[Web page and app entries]
══════════════════════════════

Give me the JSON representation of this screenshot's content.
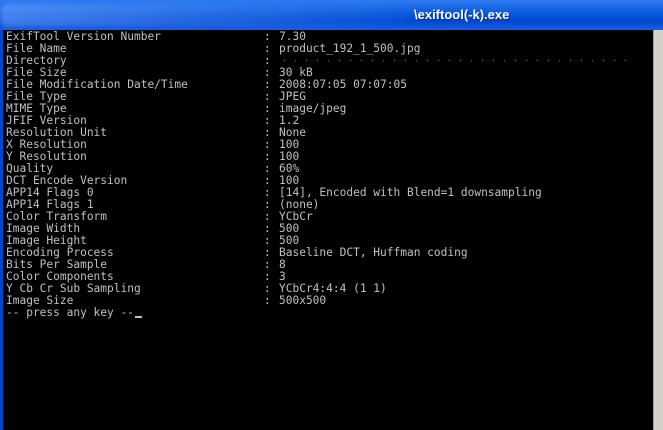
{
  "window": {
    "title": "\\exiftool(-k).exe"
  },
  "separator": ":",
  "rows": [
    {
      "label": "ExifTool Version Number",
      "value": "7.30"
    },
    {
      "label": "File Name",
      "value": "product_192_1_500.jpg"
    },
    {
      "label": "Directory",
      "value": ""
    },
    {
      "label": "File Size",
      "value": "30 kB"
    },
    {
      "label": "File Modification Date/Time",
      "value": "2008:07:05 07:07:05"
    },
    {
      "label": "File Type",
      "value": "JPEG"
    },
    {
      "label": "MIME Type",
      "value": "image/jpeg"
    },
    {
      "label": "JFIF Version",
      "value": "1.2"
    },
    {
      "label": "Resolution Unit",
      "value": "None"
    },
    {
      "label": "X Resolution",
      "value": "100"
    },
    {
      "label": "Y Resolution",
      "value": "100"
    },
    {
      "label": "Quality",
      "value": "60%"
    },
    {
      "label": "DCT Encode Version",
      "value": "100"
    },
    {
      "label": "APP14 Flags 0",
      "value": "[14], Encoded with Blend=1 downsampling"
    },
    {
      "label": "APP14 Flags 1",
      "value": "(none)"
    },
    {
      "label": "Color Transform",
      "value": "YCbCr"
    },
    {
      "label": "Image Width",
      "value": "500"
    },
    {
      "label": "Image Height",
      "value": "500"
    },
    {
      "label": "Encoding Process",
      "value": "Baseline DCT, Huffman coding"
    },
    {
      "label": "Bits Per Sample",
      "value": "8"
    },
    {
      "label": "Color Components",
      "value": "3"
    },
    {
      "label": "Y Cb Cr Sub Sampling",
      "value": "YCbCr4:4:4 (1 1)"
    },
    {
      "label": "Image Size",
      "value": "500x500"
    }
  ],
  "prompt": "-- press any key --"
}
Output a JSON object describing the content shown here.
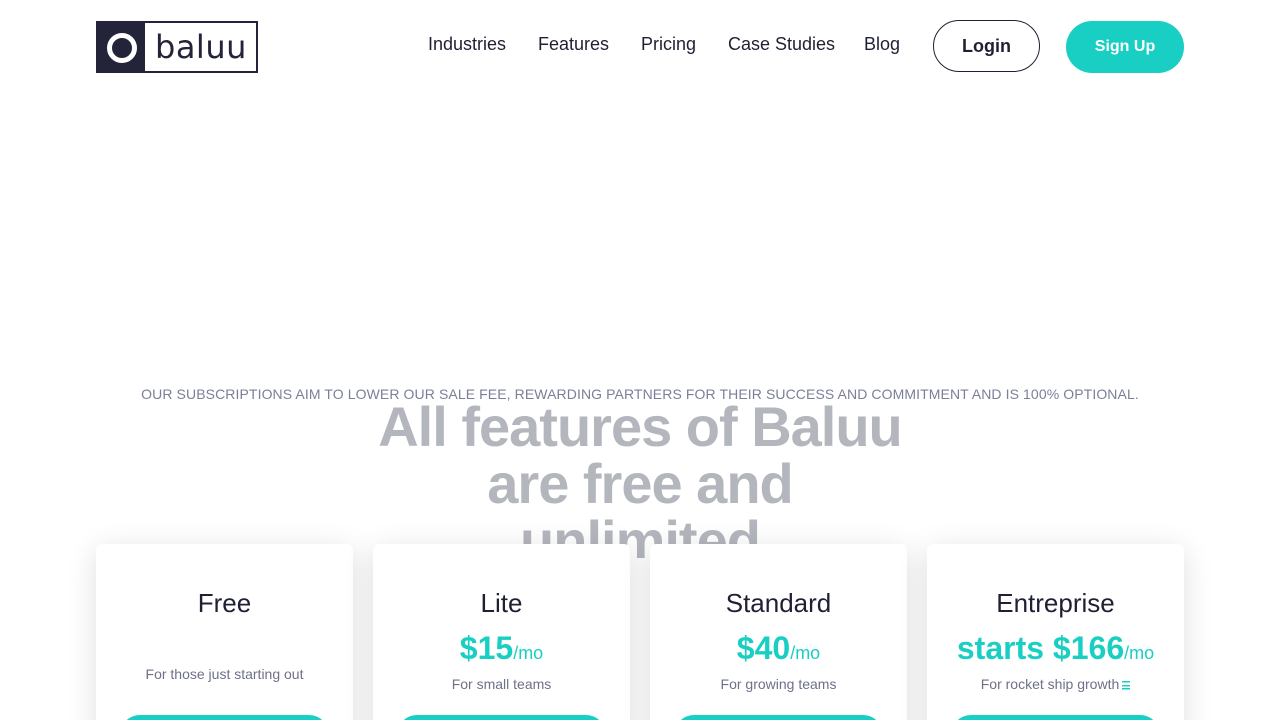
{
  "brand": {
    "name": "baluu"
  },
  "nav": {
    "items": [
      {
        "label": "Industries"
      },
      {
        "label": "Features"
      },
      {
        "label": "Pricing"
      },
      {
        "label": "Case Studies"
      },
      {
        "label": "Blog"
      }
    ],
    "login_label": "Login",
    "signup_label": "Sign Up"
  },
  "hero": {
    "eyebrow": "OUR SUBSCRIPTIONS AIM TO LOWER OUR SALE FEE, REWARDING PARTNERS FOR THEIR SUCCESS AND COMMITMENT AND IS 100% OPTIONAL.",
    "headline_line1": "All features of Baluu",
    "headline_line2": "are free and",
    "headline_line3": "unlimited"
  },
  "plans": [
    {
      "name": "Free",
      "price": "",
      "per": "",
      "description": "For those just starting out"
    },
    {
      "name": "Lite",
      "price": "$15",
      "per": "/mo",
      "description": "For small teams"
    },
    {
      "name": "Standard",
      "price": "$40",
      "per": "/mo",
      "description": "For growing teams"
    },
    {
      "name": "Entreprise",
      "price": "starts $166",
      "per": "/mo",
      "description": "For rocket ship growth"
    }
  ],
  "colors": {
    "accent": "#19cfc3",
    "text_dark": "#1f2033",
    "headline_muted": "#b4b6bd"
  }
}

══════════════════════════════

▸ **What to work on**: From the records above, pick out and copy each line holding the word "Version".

▸ **Exercise solution**:
      "label": "ExifTool Version Number",
      "label": "JFIF Version",
      "label": "DCT Encode Version",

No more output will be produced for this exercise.